We’re probably about 85 percent complete right now. Prior to Pimp’s passing we were about 75 percent complete. I have to make a dedication record for Pimp. So I gotta go in and record that. I hadn’t made anything for the ladies. That was something that Pimp was going to help me with. That was Pimp’s thing. Pimp had no trouble making music for the ladies. But, I’m reaching out to Boosie and Webbie and we gonna get down and do something real, real fly. This is going to be a big record. It’s gonna be kinda crazy.
Do you have any ideas for the Pimp C dedication song?
No, not really. I’ve had a couple different people send music, but I definitely know the theme and the way I want to go with it. I really want to make a big record, but at the end of the day, I don’t want some hook or some chorus to dictate what I need to say. I pretty much know what it is I’m going to do. I think I have the track now. I have two more people that called and asked if they could send me something over and because they have love for Pimp too, I don’t want to not give them that gesture, or not give them that chance. And you never know what may happen. A lot of times with this music stuff the best stuff happens at the last minute, spontaneously, no matter how hard you plan.
I know Pimp C’s passing doesn’t compare to him being in prison, but do you feel that him being away during that time helped make you stronger as far as going on with your career without him?
Well, of course. Mourning and grieving is something that pretty much everyone has to deal with in life. But it’s really not the time or the place to sit around and feel sorry for myself. I could be like ‘oh, man, what am I going to do now, Pimp’s not here,’ but as far as I know, I’m physically capable of doing music and keeping things going without him. We kind of proved that, like you said, during his jail time. It’s just a different feeling, a different level of motivation that goes into it now. He’s definitely going to be missed on the other side of the stage.
You mentioned Boosie and Webbie. Who are some other people you’re planning on working with on this album?

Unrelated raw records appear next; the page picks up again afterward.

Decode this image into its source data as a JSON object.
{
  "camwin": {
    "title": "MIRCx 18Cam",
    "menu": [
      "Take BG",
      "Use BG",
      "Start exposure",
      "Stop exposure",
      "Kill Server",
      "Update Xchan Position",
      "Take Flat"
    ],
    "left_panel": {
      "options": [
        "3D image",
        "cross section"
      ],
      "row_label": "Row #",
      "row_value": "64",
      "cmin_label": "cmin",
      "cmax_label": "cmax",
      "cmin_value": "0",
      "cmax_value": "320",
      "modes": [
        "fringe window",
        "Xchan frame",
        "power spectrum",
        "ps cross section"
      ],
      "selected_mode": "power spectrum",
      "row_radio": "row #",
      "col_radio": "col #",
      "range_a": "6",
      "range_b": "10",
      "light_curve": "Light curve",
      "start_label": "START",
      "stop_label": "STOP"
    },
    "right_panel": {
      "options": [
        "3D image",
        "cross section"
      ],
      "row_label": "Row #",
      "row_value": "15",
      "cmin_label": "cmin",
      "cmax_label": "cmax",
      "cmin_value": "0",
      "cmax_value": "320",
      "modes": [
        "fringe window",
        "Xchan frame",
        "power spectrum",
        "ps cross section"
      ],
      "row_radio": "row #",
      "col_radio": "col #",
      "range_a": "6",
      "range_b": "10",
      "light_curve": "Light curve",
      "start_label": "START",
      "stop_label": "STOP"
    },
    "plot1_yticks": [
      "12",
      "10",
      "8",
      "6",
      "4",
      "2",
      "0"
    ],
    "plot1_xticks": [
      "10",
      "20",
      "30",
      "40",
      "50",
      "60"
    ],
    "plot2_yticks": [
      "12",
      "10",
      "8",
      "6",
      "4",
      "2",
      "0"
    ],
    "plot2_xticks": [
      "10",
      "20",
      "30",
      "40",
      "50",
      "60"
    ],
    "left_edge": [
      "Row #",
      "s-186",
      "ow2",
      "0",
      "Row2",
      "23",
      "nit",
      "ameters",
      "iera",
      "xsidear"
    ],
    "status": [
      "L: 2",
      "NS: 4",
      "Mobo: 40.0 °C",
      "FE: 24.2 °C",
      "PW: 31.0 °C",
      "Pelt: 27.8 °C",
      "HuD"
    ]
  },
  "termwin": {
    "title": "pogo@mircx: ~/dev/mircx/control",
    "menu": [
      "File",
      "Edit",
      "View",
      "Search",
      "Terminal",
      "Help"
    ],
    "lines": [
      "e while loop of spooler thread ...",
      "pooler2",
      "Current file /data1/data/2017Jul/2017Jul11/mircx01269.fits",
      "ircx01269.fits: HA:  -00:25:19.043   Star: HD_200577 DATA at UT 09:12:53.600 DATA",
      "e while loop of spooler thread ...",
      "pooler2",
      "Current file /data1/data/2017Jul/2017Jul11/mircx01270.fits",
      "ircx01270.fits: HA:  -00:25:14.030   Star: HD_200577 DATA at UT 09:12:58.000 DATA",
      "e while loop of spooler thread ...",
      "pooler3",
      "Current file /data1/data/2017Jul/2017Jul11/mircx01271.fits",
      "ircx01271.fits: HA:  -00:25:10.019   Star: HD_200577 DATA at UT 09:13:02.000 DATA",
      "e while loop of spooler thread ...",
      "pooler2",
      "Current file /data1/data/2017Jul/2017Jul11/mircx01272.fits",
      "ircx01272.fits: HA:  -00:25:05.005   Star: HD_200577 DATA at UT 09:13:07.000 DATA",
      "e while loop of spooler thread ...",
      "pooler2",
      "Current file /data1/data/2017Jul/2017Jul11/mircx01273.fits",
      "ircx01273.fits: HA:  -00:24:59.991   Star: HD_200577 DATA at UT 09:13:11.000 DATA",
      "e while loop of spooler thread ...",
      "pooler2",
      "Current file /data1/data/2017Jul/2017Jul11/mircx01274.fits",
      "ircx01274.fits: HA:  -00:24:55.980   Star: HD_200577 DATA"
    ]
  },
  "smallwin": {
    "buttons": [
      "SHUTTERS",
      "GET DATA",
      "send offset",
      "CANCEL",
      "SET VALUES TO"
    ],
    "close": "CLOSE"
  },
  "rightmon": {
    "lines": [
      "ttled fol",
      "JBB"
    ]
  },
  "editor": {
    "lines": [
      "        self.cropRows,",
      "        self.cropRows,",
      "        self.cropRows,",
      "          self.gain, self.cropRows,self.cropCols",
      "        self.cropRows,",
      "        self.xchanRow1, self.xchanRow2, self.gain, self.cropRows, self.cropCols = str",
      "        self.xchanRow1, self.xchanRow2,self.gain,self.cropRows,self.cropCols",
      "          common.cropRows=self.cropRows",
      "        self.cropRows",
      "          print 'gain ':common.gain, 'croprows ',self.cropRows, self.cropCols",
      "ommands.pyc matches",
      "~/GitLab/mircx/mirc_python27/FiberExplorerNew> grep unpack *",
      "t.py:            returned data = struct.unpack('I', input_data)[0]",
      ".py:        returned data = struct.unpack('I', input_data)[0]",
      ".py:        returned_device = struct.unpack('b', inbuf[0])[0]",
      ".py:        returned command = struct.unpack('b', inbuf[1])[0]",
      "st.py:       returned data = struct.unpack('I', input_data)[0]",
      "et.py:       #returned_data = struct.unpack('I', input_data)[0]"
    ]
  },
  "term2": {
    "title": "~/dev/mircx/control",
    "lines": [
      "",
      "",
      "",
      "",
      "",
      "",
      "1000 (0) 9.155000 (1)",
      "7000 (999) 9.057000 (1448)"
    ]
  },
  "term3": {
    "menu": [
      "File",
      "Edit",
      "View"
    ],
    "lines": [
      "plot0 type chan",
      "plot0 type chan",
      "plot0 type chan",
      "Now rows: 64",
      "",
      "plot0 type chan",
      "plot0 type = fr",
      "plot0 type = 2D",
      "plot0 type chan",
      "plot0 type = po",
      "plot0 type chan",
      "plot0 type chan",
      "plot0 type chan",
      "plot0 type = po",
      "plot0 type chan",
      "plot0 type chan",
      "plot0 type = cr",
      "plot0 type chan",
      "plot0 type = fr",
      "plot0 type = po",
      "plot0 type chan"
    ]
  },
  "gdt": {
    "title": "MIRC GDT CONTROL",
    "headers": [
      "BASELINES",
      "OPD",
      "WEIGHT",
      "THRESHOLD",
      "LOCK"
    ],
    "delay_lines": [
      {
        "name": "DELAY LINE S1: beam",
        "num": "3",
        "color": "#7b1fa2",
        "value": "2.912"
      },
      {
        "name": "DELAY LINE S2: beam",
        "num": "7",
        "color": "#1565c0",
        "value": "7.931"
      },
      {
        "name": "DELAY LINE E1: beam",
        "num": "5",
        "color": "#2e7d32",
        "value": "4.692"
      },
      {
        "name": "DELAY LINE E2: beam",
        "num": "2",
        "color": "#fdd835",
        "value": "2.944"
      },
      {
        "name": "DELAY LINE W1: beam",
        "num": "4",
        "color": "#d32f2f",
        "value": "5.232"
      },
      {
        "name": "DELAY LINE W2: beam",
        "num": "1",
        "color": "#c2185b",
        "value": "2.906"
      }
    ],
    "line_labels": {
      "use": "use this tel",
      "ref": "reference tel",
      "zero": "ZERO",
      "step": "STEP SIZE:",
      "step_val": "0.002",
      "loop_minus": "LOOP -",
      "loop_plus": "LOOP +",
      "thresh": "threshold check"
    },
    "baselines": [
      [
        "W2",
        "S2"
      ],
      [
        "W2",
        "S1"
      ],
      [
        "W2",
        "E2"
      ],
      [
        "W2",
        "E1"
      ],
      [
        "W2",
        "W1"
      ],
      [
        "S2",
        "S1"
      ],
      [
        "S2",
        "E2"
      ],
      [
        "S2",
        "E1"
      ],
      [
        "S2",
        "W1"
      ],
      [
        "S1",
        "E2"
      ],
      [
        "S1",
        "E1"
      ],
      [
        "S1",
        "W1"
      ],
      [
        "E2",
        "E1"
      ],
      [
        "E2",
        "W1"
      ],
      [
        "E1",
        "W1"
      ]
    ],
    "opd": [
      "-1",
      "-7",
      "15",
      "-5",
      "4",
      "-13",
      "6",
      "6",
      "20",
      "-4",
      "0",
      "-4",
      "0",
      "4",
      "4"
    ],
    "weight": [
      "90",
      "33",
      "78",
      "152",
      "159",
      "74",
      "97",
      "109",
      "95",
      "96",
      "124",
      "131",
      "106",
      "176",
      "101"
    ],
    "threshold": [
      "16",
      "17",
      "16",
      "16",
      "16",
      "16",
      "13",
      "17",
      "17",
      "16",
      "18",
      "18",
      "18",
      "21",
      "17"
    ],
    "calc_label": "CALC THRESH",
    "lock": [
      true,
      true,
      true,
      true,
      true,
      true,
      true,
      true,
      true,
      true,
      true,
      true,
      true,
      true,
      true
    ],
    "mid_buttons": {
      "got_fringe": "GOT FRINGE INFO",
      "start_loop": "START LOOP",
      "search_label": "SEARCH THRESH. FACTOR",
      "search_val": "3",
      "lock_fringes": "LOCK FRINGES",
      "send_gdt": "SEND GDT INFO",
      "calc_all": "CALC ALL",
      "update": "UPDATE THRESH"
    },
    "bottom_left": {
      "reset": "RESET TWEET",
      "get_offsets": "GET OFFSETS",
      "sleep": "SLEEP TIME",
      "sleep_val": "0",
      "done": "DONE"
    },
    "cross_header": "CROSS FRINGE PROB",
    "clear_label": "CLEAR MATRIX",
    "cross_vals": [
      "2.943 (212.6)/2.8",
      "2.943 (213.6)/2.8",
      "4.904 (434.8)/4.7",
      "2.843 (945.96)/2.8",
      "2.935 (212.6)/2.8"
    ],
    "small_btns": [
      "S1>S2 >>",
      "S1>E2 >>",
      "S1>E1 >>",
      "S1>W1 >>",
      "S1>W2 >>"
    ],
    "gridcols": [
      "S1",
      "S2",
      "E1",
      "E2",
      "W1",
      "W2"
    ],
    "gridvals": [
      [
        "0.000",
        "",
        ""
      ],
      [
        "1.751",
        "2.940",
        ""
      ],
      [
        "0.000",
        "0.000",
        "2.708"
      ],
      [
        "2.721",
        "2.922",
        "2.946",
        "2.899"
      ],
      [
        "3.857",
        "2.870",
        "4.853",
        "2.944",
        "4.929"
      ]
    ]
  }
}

I just got word back from [Eight]ball and [MJ]G that they’re going to contribute to this album. David Banner is on this album. Jazze Pha is producing. A young cat, an artist and producer out of Houston, really talented, named Corey Mo produced some music. Slim Thug is on the album. Mike Jones is on the album. Getting ready to go get some music done with Travis Barker who produced on my last album. He’s doing another track for me on this one, so I’m probably going to knock that out during the weekend. I can’t really think of everybody else on there . . . And Lupe [Fiasco]. I’m sending a track out to him today that I think is gonna be really great.
I talked to Chamillionaire about the future of music and how everybody’s trying to figure out different ways to make money with album sales being down. How do you see yourself surviving in the changing music industry?
Well I mean, you know, at the end of the day, I’ve never had a career that relied on record sales to sustain me. We’ve always only sold a consistent amount of records, between 400,000 and 700,000 copies, and it’s never really gone too much further than that. We’ve always made that connection with our fans. We do a lot of touring. Where most artists should be looking to generate money from is actually getting on the road and touring. I have no problem with the digital age because I didn’t have to make my fans in the digital age. I’ve got fans that have been riding with us for a long time and that are, as far as the music industry is concerned, they’re like the perfect consumers. A lot of our fans are car people so they need that physical CD and that artwork and that CD cover and case. They tend to have that good copy to ride around and bang in the car.
Looking back on over twenty years of being an artist, what are you most proud of?
Probably the fact that my partner in all of it was Pimp C. Nobody else can say that.